So when those papers come through the letterbox do not confine them to the wastebasket. Use your votes but use them for yourself not for the directors and look out for a possible hidden tick box and never ever use the infamous “Quick Vote”.
Chorley Building Society Voting Papers – April 2013
Have the management of the Chorley Building Society produced the most undemocratic ballot paper of the year?
The front page presents the members of this society with one choice – the infamous “Quick Vote”. It is a shame that the directors are not allowed to complete the voting papers themselves but they come pretty close to doing just that.
From The Mail Online – ‘Tick’ Trick: Don’t lose control
Building societies are keen to get members to vote at their AGMs because it allows them to boast that they are engaging with their customers.
But some societies are underhand in their attempts to get members to vote. They do this by designing their voting forms in such a way that members can tick just one box rather than having to vote individually on a series of resolutions – from reappointing the society’s auditors to approving directors’ remuneration.
In using this ‘quick vote’ option, members may be saving time but they are simply handing over their voting rights to the society’s chairman. Of course, he will vote for all the resolutions.
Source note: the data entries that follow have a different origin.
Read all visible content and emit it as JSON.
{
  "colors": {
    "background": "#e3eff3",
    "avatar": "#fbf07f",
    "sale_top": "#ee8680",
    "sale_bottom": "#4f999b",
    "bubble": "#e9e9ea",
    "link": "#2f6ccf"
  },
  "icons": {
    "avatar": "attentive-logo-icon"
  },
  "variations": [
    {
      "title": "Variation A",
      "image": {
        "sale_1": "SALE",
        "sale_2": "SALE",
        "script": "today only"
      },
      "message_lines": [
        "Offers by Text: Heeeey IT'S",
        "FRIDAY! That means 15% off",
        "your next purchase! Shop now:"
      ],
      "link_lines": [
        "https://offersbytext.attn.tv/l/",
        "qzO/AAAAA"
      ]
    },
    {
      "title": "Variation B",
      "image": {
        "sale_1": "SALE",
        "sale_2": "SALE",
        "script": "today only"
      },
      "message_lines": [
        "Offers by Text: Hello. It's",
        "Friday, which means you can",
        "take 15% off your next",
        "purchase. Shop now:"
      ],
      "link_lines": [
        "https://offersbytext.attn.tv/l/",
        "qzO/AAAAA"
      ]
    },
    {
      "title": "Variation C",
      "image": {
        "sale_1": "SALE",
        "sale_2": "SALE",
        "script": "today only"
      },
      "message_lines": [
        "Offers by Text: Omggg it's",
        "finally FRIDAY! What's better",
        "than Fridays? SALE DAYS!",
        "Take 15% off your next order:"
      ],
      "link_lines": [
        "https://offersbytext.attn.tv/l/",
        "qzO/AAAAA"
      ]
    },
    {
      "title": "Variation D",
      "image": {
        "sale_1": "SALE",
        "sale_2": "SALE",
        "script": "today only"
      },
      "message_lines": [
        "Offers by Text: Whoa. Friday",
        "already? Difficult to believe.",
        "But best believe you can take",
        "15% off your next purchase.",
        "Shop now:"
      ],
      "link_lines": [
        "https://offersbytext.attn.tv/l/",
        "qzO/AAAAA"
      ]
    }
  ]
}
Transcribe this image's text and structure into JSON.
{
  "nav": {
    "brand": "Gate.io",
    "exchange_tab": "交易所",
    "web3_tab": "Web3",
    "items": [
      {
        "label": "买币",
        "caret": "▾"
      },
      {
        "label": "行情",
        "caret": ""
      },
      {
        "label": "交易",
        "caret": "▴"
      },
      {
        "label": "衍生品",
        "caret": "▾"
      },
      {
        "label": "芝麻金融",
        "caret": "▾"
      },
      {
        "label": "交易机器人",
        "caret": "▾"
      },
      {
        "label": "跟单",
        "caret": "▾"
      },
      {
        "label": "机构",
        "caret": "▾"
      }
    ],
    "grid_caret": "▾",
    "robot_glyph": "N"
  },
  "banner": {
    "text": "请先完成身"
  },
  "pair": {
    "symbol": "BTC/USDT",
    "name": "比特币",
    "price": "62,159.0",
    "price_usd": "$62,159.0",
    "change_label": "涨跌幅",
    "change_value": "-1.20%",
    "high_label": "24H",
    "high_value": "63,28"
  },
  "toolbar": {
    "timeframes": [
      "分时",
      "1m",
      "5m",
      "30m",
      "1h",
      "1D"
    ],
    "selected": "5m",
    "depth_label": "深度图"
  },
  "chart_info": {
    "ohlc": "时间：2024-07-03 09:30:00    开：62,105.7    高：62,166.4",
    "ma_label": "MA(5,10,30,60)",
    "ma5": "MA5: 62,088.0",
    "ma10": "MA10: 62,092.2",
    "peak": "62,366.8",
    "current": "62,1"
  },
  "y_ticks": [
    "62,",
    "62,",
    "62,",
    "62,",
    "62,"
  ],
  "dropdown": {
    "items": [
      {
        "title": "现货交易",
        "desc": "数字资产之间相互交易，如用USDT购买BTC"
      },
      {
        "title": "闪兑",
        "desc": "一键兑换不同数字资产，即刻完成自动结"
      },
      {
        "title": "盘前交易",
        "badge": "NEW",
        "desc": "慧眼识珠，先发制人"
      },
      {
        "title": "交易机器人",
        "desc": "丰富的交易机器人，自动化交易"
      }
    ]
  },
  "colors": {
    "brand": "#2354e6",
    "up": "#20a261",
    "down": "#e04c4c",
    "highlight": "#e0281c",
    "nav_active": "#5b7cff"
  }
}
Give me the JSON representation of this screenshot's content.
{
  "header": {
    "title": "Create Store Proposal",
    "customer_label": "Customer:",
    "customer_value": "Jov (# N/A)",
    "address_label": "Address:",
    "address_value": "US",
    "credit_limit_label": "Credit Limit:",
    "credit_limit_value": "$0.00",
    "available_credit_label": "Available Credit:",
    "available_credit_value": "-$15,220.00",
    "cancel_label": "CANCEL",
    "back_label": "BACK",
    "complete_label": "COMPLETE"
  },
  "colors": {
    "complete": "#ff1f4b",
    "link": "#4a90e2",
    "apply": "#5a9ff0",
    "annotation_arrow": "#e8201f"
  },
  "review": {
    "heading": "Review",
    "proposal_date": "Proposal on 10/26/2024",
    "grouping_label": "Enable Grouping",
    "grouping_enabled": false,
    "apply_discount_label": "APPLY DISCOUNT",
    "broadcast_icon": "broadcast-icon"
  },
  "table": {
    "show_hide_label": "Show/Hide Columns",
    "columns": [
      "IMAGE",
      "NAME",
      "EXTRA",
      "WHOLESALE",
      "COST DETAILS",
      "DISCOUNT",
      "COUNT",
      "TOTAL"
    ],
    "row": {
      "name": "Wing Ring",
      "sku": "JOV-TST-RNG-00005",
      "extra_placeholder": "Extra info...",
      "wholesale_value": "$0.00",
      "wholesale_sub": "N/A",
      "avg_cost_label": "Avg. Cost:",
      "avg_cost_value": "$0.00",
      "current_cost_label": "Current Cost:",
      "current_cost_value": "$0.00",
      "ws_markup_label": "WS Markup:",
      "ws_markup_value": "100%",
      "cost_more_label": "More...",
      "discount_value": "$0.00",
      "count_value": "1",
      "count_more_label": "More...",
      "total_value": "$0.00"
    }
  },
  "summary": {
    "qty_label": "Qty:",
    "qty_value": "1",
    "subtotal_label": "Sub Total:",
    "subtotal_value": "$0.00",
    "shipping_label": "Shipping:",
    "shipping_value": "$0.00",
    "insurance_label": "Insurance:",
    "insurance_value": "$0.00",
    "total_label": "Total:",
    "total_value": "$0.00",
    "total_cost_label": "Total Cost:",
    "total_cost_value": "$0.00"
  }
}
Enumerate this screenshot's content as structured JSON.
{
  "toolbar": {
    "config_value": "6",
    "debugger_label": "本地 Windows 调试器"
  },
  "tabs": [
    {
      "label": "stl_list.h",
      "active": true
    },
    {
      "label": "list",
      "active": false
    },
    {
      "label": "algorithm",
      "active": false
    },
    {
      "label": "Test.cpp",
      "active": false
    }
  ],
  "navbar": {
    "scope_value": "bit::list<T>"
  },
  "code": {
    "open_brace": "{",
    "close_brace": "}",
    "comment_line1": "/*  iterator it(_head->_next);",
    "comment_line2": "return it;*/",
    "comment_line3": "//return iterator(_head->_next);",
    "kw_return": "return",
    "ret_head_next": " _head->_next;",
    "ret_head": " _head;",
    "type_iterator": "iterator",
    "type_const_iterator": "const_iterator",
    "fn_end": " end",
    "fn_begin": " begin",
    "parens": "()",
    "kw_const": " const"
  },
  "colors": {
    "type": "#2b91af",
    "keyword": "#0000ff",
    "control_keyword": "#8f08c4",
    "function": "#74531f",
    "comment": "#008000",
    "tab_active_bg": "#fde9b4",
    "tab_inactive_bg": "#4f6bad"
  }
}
Customers should ignore this and instead spend a little time reviewing the summary financial report and accounts they will have received. This will provide key details on the society’s financial performance and the directors’ remuneration.
Democratise Nationwide Building Society
Two members of the Nationwide Building Society proposed to stand as candidates for the board and to put forward resolutions at the AGM in July 2016 but failed to obtain sufficient nominees.
They may try again next year but they need your support now.
For each of them to be nominated as candidates they require no less than 250 signatories. Signatories must have been members for the previous two years with either a mortgage or savings or bank account with a minimum stake of £200.
They also propose to submit a number of resolutions and these require a total of 500 nominating signatories before resolutions can be submitted.
If you are willing to give them your support please contact the BSMA at firstname.lastname@example.org. It is never too soon for the next AGM as it takes time to obtain the required numbers.